Assigned task: Below are records; copy every line among them that contains the word "June".
:: Records shown ::
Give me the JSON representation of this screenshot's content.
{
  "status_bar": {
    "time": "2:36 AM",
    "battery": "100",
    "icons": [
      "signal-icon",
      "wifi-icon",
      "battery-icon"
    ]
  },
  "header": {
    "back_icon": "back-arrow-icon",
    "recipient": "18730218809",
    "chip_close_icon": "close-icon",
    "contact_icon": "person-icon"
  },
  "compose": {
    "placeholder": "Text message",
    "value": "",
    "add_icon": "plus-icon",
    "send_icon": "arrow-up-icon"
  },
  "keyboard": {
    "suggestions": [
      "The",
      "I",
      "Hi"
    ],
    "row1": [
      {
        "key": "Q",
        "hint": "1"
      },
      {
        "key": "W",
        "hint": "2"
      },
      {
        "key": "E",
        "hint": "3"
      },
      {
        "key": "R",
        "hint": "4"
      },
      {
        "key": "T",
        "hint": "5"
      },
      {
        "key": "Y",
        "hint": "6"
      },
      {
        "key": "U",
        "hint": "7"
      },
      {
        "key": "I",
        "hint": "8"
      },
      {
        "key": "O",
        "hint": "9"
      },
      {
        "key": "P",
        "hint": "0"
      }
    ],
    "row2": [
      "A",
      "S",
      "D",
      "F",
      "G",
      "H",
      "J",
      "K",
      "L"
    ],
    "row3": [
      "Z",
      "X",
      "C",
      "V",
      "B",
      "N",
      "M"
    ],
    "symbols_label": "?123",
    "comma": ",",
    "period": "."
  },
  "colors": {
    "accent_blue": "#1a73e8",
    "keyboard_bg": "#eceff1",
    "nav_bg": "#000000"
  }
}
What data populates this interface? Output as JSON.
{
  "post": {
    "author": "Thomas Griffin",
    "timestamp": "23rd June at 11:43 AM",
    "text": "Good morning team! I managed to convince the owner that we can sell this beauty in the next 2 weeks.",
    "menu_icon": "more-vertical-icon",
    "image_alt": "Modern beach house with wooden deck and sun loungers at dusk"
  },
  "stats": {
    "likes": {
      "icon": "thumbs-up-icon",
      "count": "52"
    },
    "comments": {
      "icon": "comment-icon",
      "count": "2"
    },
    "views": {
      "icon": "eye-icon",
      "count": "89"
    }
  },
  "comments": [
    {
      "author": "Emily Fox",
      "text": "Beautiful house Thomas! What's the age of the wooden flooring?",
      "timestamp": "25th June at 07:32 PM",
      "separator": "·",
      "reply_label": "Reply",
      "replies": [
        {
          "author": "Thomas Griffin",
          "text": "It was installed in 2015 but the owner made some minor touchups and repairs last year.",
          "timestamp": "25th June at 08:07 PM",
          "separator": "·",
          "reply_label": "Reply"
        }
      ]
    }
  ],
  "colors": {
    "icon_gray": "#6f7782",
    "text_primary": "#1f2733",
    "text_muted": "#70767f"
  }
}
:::
Answer box:
    "timestamp": "23rd June at 11:43 AM",
      "timestamp": "25th June at 07:32 PM",
          "timestamp": "25th June at 08:07 PM",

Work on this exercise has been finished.